**What to work on**
Each line below with the string "JSON" should be copied.

**Dataset**
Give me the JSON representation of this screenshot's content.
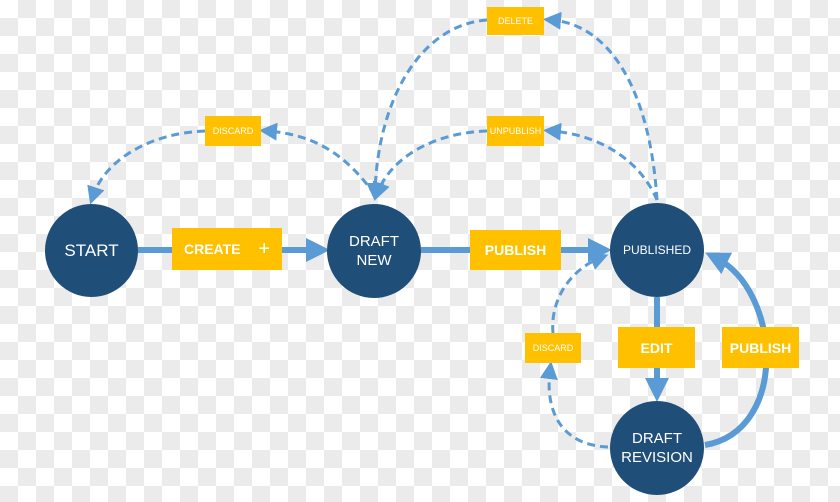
{
  "nodes": {
    "start": "START",
    "draft_new_1": "DRAFT",
    "draft_new_2": "NEW",
    "published": "PUBLISHED",
    "draft_revision_1": "DRAFT",
    "draft_revision_2": "REVISION"
  },
  "transitions": {
    "create": "CREATE",
    "create_icon": "+",
    "publish": "PUBLISH",
    "discard_new": "DISCARD",
    "delete": "DELETE",
    "unpublish": "UNPUBLISH",
    "discard_revision": "DISCARD",
    "edit": "EDIT",
    "publish_revision": "PUBLISH"
  },
  "colors": {
    "node": "#1f4e79",
    "label": "#ffc000",
    "arrow": "#5b9bd5"
  }
}
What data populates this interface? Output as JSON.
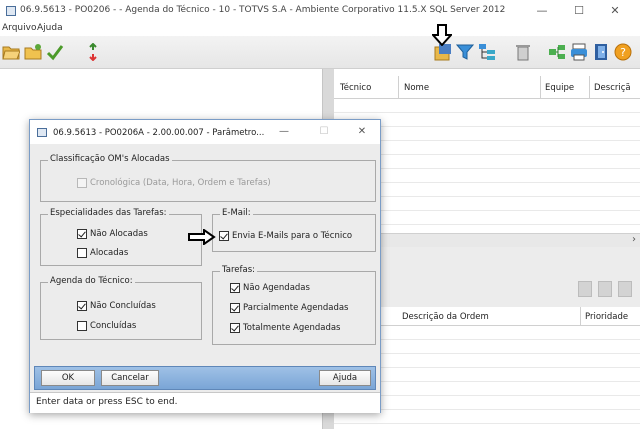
{
  "window": {
    "title": "06.9.5613 - PO0206 -  - Agenda do Técnico - 10 - TOTVS S.A - Ambiente Corporativo 11.5.X SQL Server 2012",
    "minimize": "—",
    "maximize": "☐",
    "close": "✕"
  },
  "menu": {
    "arquivo": "Arquivo",
    "ajuda": "Ajuda"
  },
  "toolbar_icons": [
    "folder-open-icon",
    "new-folder-icon",
    "checkmark-icon",
    "refresh-arrows-icon",
    "export-icon",
    "filter-icon",
    "tree-icon",
    "trash-icon",
    "link-icon",
    "printer-icon",
    "exit-door-icon",
    "help-icon"
  ],
  "grid_top": {
    "headers": [
      "Técnico",
      "Nome",
      "Equipe",
      "Descriçã"
    ]
  },
  "grid_bottom": {
    "headers": [
      "Descrição da Ordem",
      "Prioridade"
    ]
  },
  "dialog": {
    "title": "06.9.5613 - PO0206A - 2.00.00.007 - Parâmetro...",
    "minimize": "—",
    "maximize": "☐",
    "close": "✕",
    "group_classificacao": {
      "legend": "Classificação OM's Alocadas",
      "cronologica": {
        "label": "Cronológica (Data, Hora, Ordem e Tarefas)",
        "checked": false,
        "disabled": true
      }
    },
    "group_especialidades": {
      "legend": "Especialidades das Tarefas:",
      "nao_alocadas": {
        "label": "Não Alocadas",
        "checked": true
      },
      "alocadas": {
        "label": "Alocadas",
        "checked": false
      }
    },
    "group_email": {
      "legend": "E-Mail:",
      "envia": {
        "label": "Envia E-Mails para o Técnico",
        "checked": true
      }
    },
    "group_agenda": {
      "legend": "Agenda do Técnico:",
      "nao_concluidas": {
        "label": "Não Concluídas",
        "checked": true
      },
      "concluidas": {
        "label": "Concluídas",
        "checked": false
      }
    },
    "group_tarefas": {
      "legend": "Tarefas:",
      "nao_agendadas": {
        "label": "Não Agendadas",
        "checked": true
      },
      "parcialmente": {
        "label": "Parcialmente Agendadas",
        "checked": true
      },
      "totalmente": {
        "label": "Totalmente Agendadas",
        "checked": true
      }
    },
    "buttons": {
      "ok": "OK",
      "cancelar": "Cancelar",
      "ajuda": "Ajuda"
    },
    "status": "Enter data or press ESC to end."
  },
  "colors": {
    "accent": "#7aa5d6",
    "dialog_border": "#7a9cc6"
  }
}
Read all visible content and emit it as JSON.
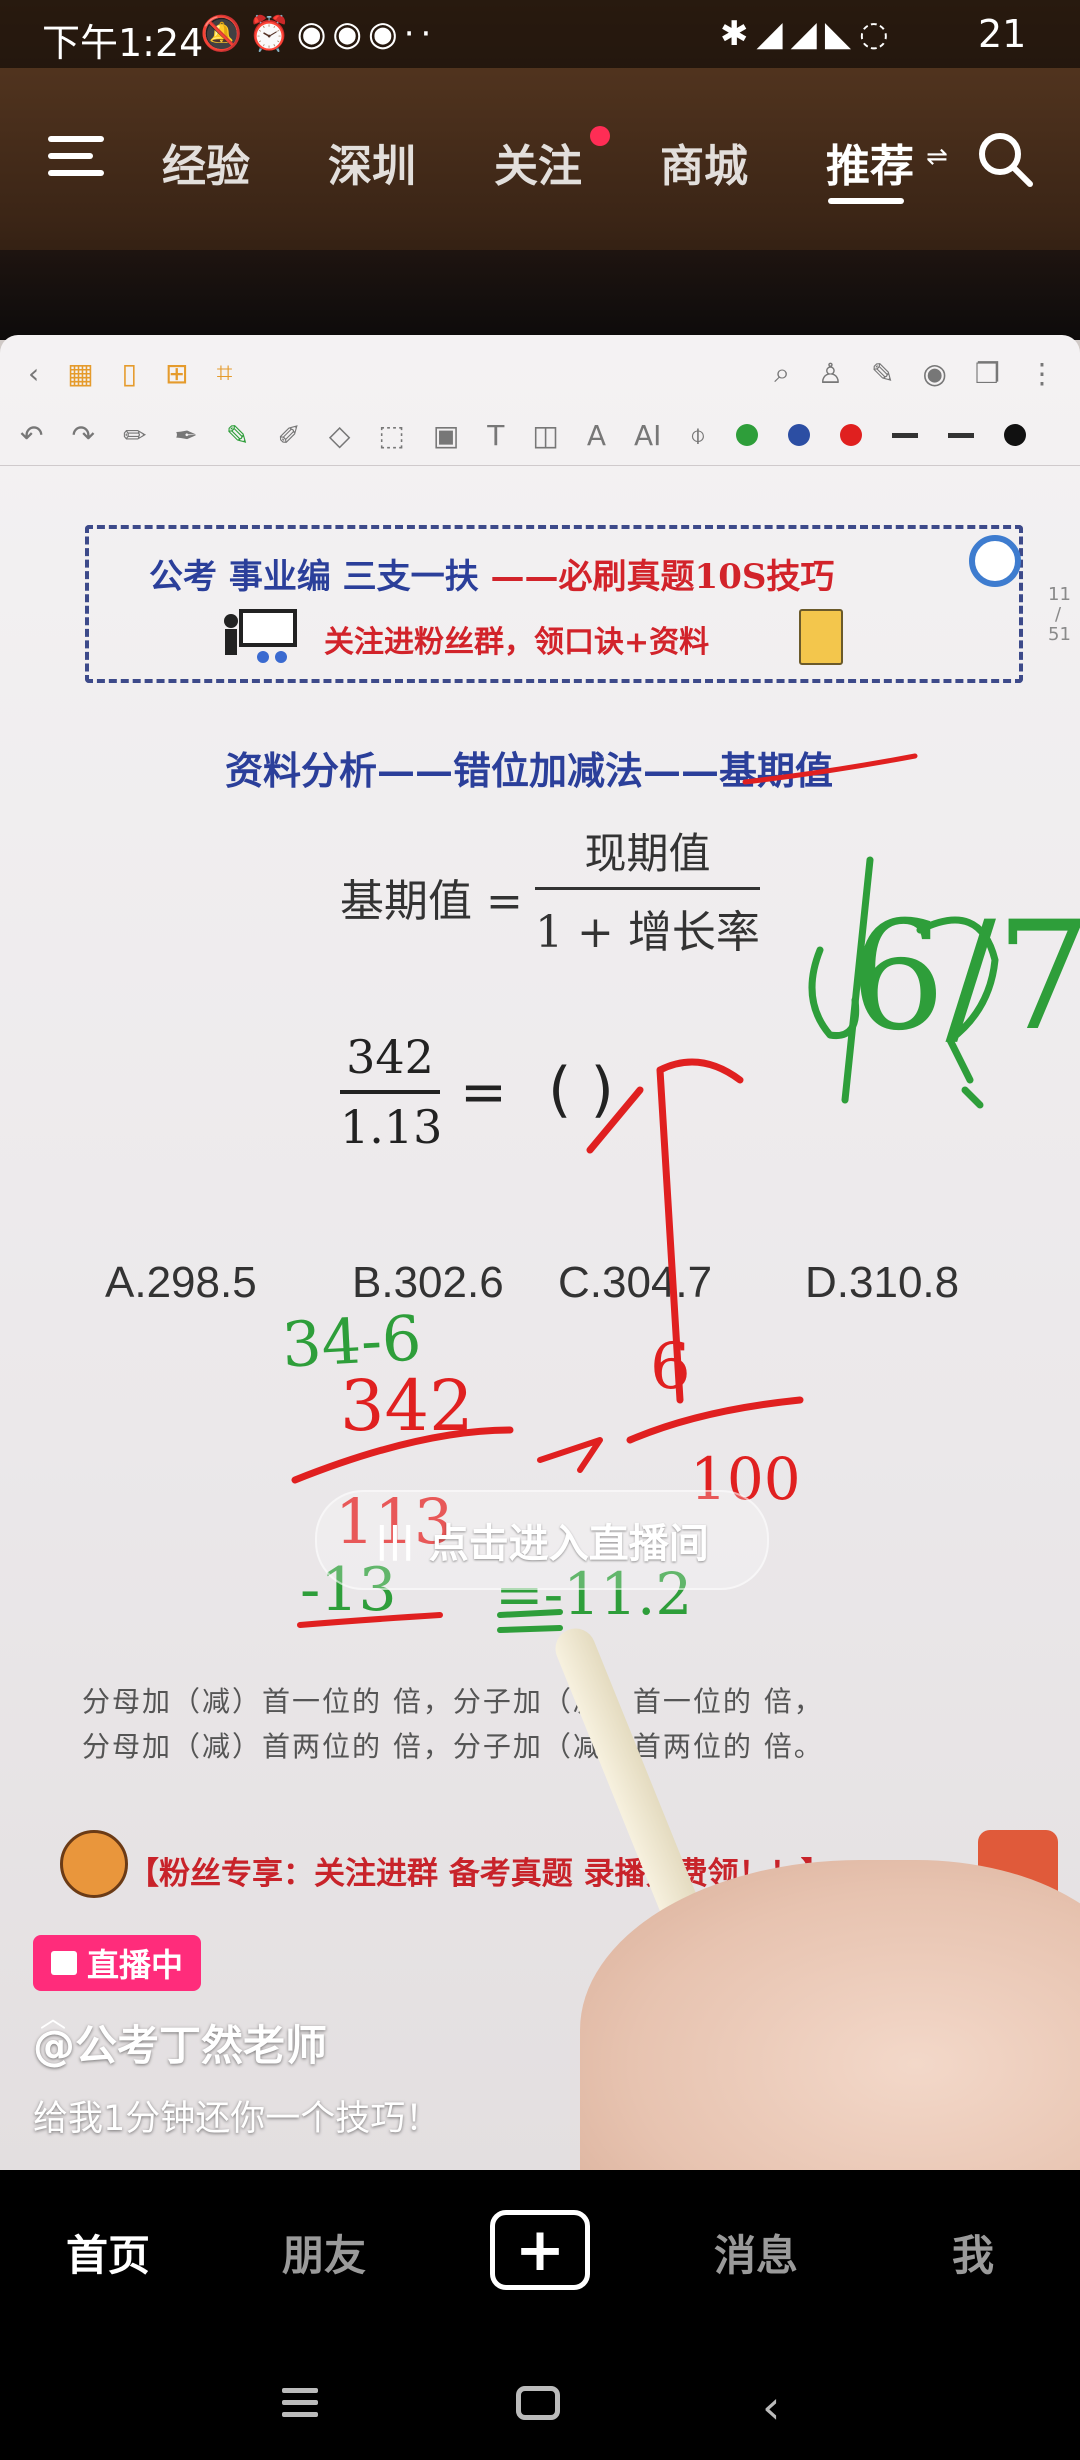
{
  "status_bar": {
    "time": "下午1:24",
    "battery": "21"
  },
  "top_nav": {
    "tabs": [
      "经验",
      "深圳",
      "关注",
      "商城",
      "推荐"
    ],
    "active_tab": "推荐"
  },
  "video_content": {
    "banner_title": "公考 事业编 三支一扶",
    "banner_title_red": "——必刷真题10S技巧",
    "banner_sub": "关注进粉丝群，领口诀+资料",
    "page_indicator": [
      "11",
      "/",
      "51"
    ],
    "subject_title": "资料分析——错位加减法——基期值",
    "formula_lhs": "基期值 =",
    "formula_num": "现期值",
    "formula_den": "1 + 增长率",
    "question_num": "342",
    "question_den": "1.13",
    "question_eq": "=",
    "question_paren": "(    )",
    "options": [
      "A.298.5",
      "B.302.6",
      "C.304.7",
      "D.310.8"
    ],
    "tip_line1": "分母加（减）首一位的  倍，分子加（减）首一位的  倍，",
    "tip_line2": "分母加（减）首两位的  倍，分子加（减）首两位的  倍。",
    "promo": "【粉丝专享：关注进群 备考真题 录播免费领！！】",
    "handwriting": {
      "green_top": "34-6",
      "red_frac_num": "342",
      "red_frac_den": "113",
      "green_small": "-13",
      "green_eq": "=-11.2",
      "green_result": "6/7",
      "red_frac2_num": "6",
      "red_frac2_den": "100"
    }
  },
  "live_overlay": {
    "text": "点击进入直播间"
  },
  "bottom_info": {
    "live_badge": "直播中",
    "author": "@公考丁然老师",
    "caption": "给我1分钟还你一个技巧！"
  },
  "tab_bar": {
    "items": [
      "首页",
      "朋友",
      "消息",
      "我"
    ],
    "active": "首页"
  },
  "colors": {
    "live_badge": "#ff2c7b",
    "notify_dot": "#ff2d55",
    "banner_blue": "#2b3f9a",
    "banner_red": "#d2232a",
    "ink_red": "#e02020",
    "ink_green": "#2e9e3a"
  }
}
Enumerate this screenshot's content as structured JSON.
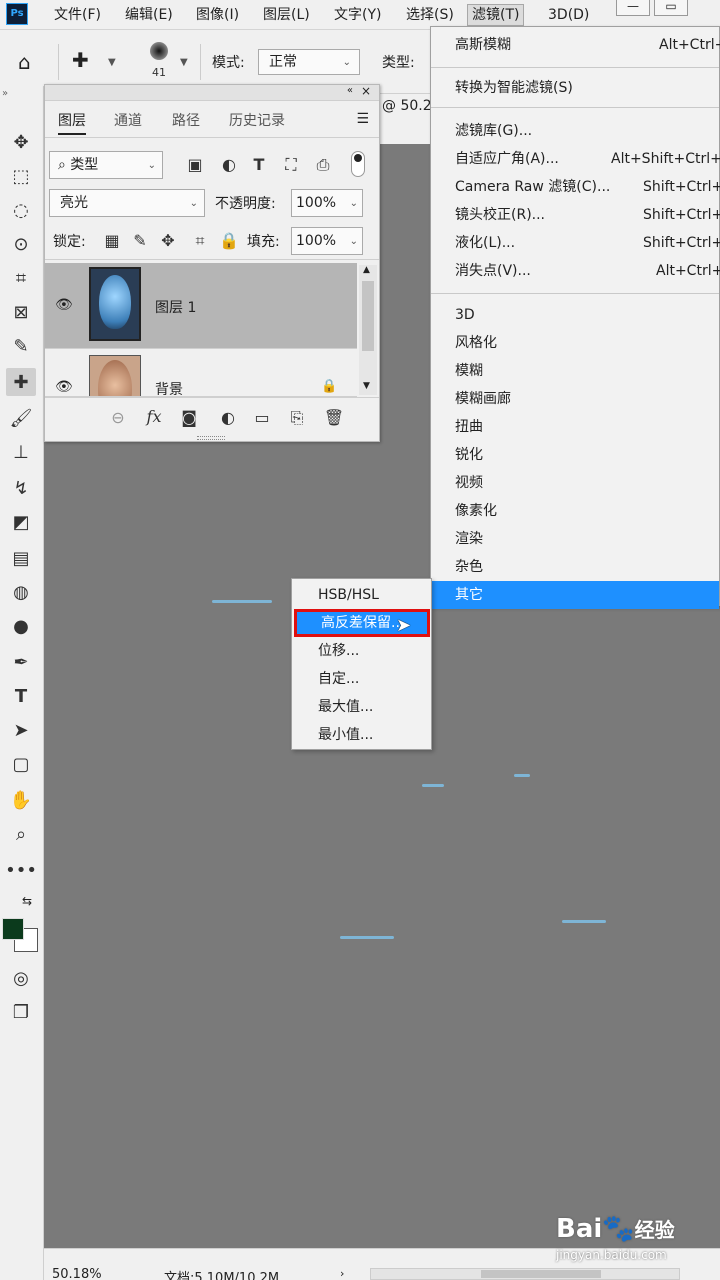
{
  "menubar": {
    "logo": "Ps",
    "items": [
      "文件(F)",
      "编辑(E)",
      "图像(I)",
      "图层(L)",
      "文字(Y)",
      "选择(S)",
      "滤镜(T)",
      "3D(D)"
    ],
    "win_minimize": "—",
    "win_restore": "▭"
  },
  "options": {
    "brush_size": "41",
    "mode_label": "模式:",
    "mode_value": "正常",
    "type_label": "类型:"
  },
  "doc": {
    "zoom_fragment": "@ 50.2"
  },
  "layers_panel": {
    "tabs": [
      "图层",
      "通道",
      "路径",
      "历史记录"
    ],
    "filter_kind": "类型",
    "blend_mode": "亮光",
    "opacity_label": "不透明度:",
    "opacity_value": "100%",
    "lock_label": "锁定:",
    "fill_label": "填充:",
    "fill_value": "100%",
    "layers": [
      {
        "name": "图层 1",
        "selected": true
      },
      {
        "name": "背景",
        "selected": false
      }
    ],
    "footer_fx": "fx"
  },
  "filter_menu": {
    "items": [
      {
        "label": "高斯模糊",
        "shortcut": "Alt+Ctrl+"
      },
      {
        "label": "转换为智能滤镜(S)",
        "shortcut": ""
      },
      {
        "label": "滤镜库(G)...",
        "shortcut": ""
      },
      {
        "label": "自适应广角(A)...",
        "shortcut": "Alt+Shift+Ctrl+"
      },
      {
        "label": "Camera Raw 滤镜(C)...",
        "shortcut": "Shift+Ctrl+"
      },
      {
        "label": "镜头校正(R)...",
        "shortcut": "Shift+Ctrl+"
      },
      {
        "label": "液化(L)...",
        "shortcut": "Shift+Ctrl+"
      },
      {
        "label": "消失点(V)...",
        "shortcut": "Alt+Ctrl+"
      },
      {
        "label": "3D",
        "shortcut": ""
      },
      {
        "label": "风格化",
        "shortcut": ""
      },
      {
        "label": "模糊",
        "shortcut": ""
      },
      {
        "label": "模糊画廊",
        "shortcut": ""
      },
      {
        "label": "扭曲",
        "shortcut": ""
      },
      {
        "label": "锐化",
        "shortcut": ""
      },
      {
        "label": "视频",
        "shortcut": ""
      },
      {
        "label": "像素化",
        "shortcut": ""
      },
      {
        "label": "渲染",
        "shortcut": ""
      },
      {
        "label": "杂色",
        "shortcut": ""
      },
      {
        "label": "其它",
        "shortcut": ""
      }
    ]
  },
  "submenu": {
    "items": [
      "HSB/HSL",
      "高反差保留...",
      "位移...",
      "自定...",
      "最大值...",
      "最小值..."
    ]
  },
  "status": {
    "zoom": "50.18%",
    "doc": "文档:5.10M/10.2M"
  },
  "watermark": {
    "brand": "Bai",
    "brand2": "经验",
    "url": "jingyan.baidu.com"
  },
  "colors": {
    "highlight": "#1e90ff",
    "highlight_border": "#e01010",
    "foreground": "#0b3a1c",
    "background": "#ffffff"
  }
}
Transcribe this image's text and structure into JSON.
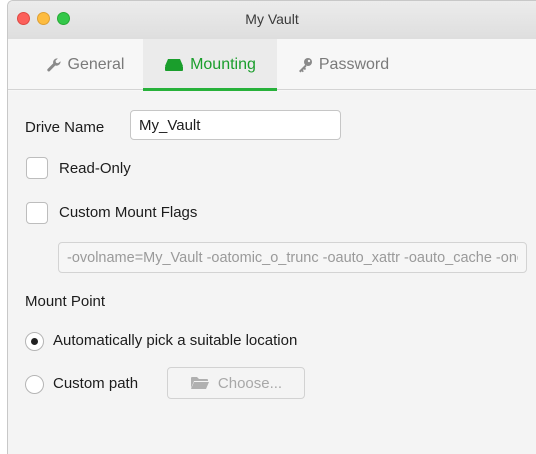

**Response to the exercise**
Give me the JSON representation of this screenshot's content.
What data populates this interface? Output as JSON.
Read all visible content and emit it as JSON.
Enumerate this screenshot's content as structured JSON.
Transcribe this image's text and structure into JSON.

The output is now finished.